Dataset extract: Begin

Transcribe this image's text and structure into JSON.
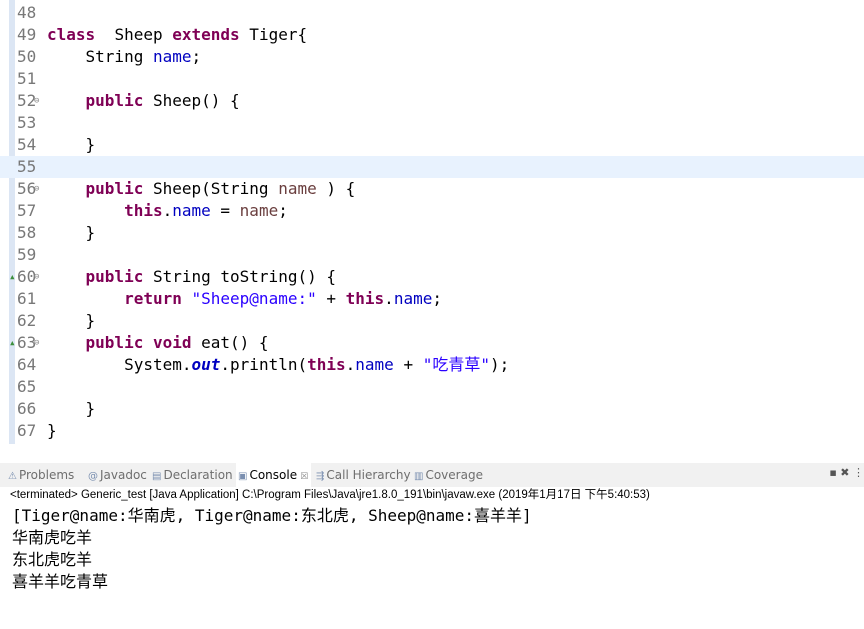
{
  "code_lines": [
    {
      "n": "48",
      "s": []
    },
    {
      "n": "49",
      "s": [
        [
          "kw",
          "class"
        ],
        [
          "",
          "  Sheep "
        ],
        [
          "kw",
          "extends"
        ],
        [
          "",
          " Tiger{"
        ]
      ]
    },
    {
      "n": "50",
      "s": [
        [
          "",
          "    String "
        ],
        [
          "fld",
          "name"
        ],
        [
          "",
          ";"
        ]
      ]
    },
    {
      "n": "51",
      "s": []
    },
    {
      "n": "52",
      "fold": true,
      "s": [
        [
          "",
          "    "
        ],
        [
          "kw",
          "public"
        ],
        [
          "",
          " Sheep() {"
        ]
      ]
    },
    {
      "n": "53",
      "s": []
    },
    {
      "n": "54",
      "s": [
        [
          "",
          "    }"
        ]
      ]
    },
    {
      "n": "55",
      "hl": true,
      "s": []
    },
    {
      "n": "56",
      "fold": true,
      "s": [
        [
          "",
          "    "
        ],
        [
          "kw",
          "public"
        ],
        [
          "",
          " Sheep(String "
        ],
        [
          "par",
          "name"
        ],
        [
          "",
          " ) {"
        ]
      ]
    },
    {
      "n": "57",
      "s": [
        [
          "",
          "        "
        ],
        [
          "kw",
          "this"
        ],
        [
          "",
          "."
        ],
        [
          "fld",
          "name"
        ],
        [
          "",
          " = "
        ],
        [
          "par",
          "name"
        ],
        [
          "",
          ";"
        ]
      ]
    },
    {
      "n": "58",
      "s": [
        [
          "",
          "    }"
        ]
      ]
    },
    {
      "n": "59",
      "s": []
    },
    {
      "n": "60",
      "fold": true,
      "override": true,
      "s": [
        [
          "",
          "    "
        ],
        [
          "kw",
          "public"
        ],
        [
          "",
          " String toString() {"
        ]
      ]
    },
    {
      "n": "61",
      "s": [
        [
          "",
          "        "
        ],
        [
          "kw",
          "return"
        ],
        [
          "",
          " "
        ],
        [
          "str",
          "\"Sheep@name:\""
        ],
        [
          "",
          " + "
        ],
        [
          "kw",
          "this"
        ],
        [
          "",
          "."
        ],
        [
          "fld",
          "name"
        ],
        [
          "",
          ";"
        ]
      ]
    },
    {
      "n": "62",
      "s": [
        [
          "",
          "    }"
        ]
      ]
    },
    {
      "n": "63",
      "fold": true,
      "override": true,
      "s": [
        [
          "",
          "    "
        ],
        [
          "kw",
          "public"
        ],
        [
          "",
          " "
        ],
        [
          "kw",
          "void"
        ],
        [
          "",
          " eat() {"
        ]
      ]
    },
    {
      "n": "64",
      "s": [
        [
          "",
          "        System."
        ],
        [
          "sfld",
          "out"
        ],
        [
          "",
          ".println("
        ],
        [
          "kw",
          "this"
        ],
        [
          "",
          "."
        ],
        [
          "fld",
          "name"
        ],
        [
          "",
          " + "
        ],
        [
          "str",
          "\"吃青草\""
        ],
        [
          "",
          ");"
        ]
      ]
    },
    {
      "n": "65",
      "s": []
    },
    {
      "n": "66",
      "s": [
        [
          "",
          "    }"
        ]
      ]
    },
    {
      "n": "67",
      "s": [
        [
          "",
          "}"
        ]
      ]
    }
  ],
  "tabs": [
    {
      "id": "problems",
      "label": "Problems",
      "icon": "problems-icon",
      "glyph": "⚠"
    },
    {
      "id": "javadoc",
      "label": "Javadoc",
      "icon": "javadoc-icon",
      "glyph": "@"
    },
    {
      "id": "declaration",
      "label": "Declaration",
      "icon": "declaration-icon",
      "glyph": "▤"
    },
    {
      "id": "console",
      "label": "Console",
      "icon": "console-icon",
      "glyph": "▣",
      "active": true,
      "close": "☒"
    },
    {
      "id": "call-hierarchy",
      "label": "Call Hierarchy",
      "icon": "call-hierarchy-icon",
      "glyph": "⇶"
    },
    {
      "id": "coverage",
      "label": "Coverage",
      "icon": "coverage-icon",
      "glyph": "▥"
    }
  ],
  "view_menu": "▪ ✖ ⋮",
  "console": {
    "status": "<terminated> Generic_test [Java Application] C:\\Program Files\\Java\\jre1.8.0_191\\bin\\javaw.exe (2019年1月17日 下午5:40:53)",
    "output": [
      "[Tiger@name:华南虎, Tiger@name:东北虎, Sheep@name:喜羊羊]",
      "华南虎吃羊",
      "东北虎吃羊",
      "喜羊羊吃青草"
    ]
  }
}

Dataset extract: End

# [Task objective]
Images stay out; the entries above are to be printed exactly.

# [Answer space]
Transcribe this image's text and structure into JSON.
{
  "code_lines": [
    {
      "n": "48",
      "s": []
    },
    {
      "n": "49",
      "s": [
        [
          "kw",
          "class"
        ],
        [
          "",
          "  Sheep "
        ],
        [
          "kw",
          "extends"
        ],
        [
          "",
          " Tiger{"
        ]
      ]
    },
    {
      "n": "50",
      "s": [
        [
          "",
          "    String "
        ],
        [
          "fld",
          "name"
        ],
        [
          "",
          ";"
        ]
      ]
    },
    {
      "n": "51",
      "s": []
    },
    {
      "n": "52",
      "fold": true,
      "s": [
        [
          "",
          "    "
        ],
        [
          "kw",
          "public"
        ],
        [
          "",
          " Sheep() {"
        ]
      ]
    },
    {
      "n": "53",
      "s": []
    },
    {
      "n": "54",
      "s": [
        [
          "",
          "    }"
        ]
      ]
    },
    {
      "n": "55",
      "hl": true,
      "s": []
    },
    {
      "n": "56",
      "fold": true,
      "s": [
        [
          "",
          "    "
        ],
        [
          "kw",
          "public"
        ],
        [
          "",
          " Sheep(String "
        ],
        [
          "par",
          "name"
        ],
        [
          "",
          " ) {"
        ]
      ]
    },
    {
      "n": "57",
      "s": [
        [
          "",
          "        "
        ],
        [
          "kw",
          "this"
        ],
        [
          "",
          "."
        ],
        [
          "fld",
          "name"
        ],
        [
          "",
          " = "
        ],
        [
          "par",
          "name"
        ],
        [
          "",
          ";"
        ]
      ]
    },
    {
      "n": "58",
      "s": [
        [
          "",
          "    }"
        ]
      ]
    },
    {
      "n": "59",
      "s": []
    },
    {
      "n": "60",
      "fold": true,
      "override": true,
      "s": [
        [
          "",
          "    "
        ],
        [
          "kw",
          "public"
        ],
        [
          "",
          " String toString() {"
        ]
      ]
    },
    {
      "n": "61",
      "s": [
        [
          "",
          "        "
        ],
        [
          "kw",
          "return"
        ],
        [
          "",
          " "
        ],
        [
          "str",
          "\"Sheep@name:\""
        ],
        [
          "",
          " + "
        ],
        [
          "kw",
          "this"
        ],
        [
          "",
          "."
        ],
        [
          "fld",
          "name"
        ],
        [
          "",
          ";"
        ]
      ]
    },
    {
      "n": "62",
      "s": [
        [
          "",
          "    }"
        ]
      ]
    },
    {
      "n": "63",
      "fold": true,
      "override": true,
      "s": [
        [
          "",
          "    "
        ],
        [
          "kw",
          "public"
        ],
        [
          "",
          " "
        ],
        [
          "kw",
          "void"
        ],
        [
          "",
          " eat() {"
        ]
      ]
    },
    {
      "n": "64",
      "s": [
        [
          "",
          "        System."
        ],
        [
          "sfld",
          "out"
        ],
        [
          "",
          ".println("
        ],
        [
          "kw",
          "this"
        ],
        [
          "",
          "."
        ],
        [
          "fld",
          "name"
        ],
        [
          "",
          " + "
        ],
        [
          "str",
          "\"吃青草\""
        ],
        [
          "",
          ");"
        ]
      ]
    },
    {
      "n": "65",
      "s": []
    },
    {
      "n": "66",
      "s": [
        [
          "",
          "    }"
        ]
      ]
    },
    {
      "n": "67",
      "s": [
        [
          "",
          "}"
        ]
      ]
    }
  ],
  "tabs": [
    {
      "id": "problems",
      "label": "Problems",
      "icon": "problems-icon",
      "glyph": "⚠"
    },
    {
      "id": "javadoc",
      "label": "Javadoc",
      "icon": "javadoc-icon",
      "glyph": "@"
    },
    {
      "id": "declaration",
      "label": "Declaration",
      "icon": "declaration-icon",
      "glyph": "▤"
    },
    {
      "id": "console",
      "label": "Console",
      "icon": "console-icon",
      "glyph": "▣",
      "active": true,
      "close": "☒"
    },
    {
      "id": "call-hierarchy",
      "label": "Call Hierarchy",
      "icon": "call-hierarchy-icon",
      "glyph": "⇶"
    },
    {
      "id": "coverage",
      "label": "Coverage",
      "icon": "coverage-icon",
      "glyph": "▥"
    }
  ],
  "view_menu": "▪ ✖ ⋮",
  "console": {
    "status": "<terminated> Generic_test [Java Application] C:\\Program Files\\Java\\jre1.8.0_191\\bin\\javaw.exe (2019年1月17日 下午5:40:53)",
    "output": [
      "[Tiger@name:华南虎, Tiger@name:东北虎, Sheep@name:喜羊羊]",
      "华南虎吃羊",
      "东北虎吃羊",
      "喜羊羊吃青草"
    ]
  }
}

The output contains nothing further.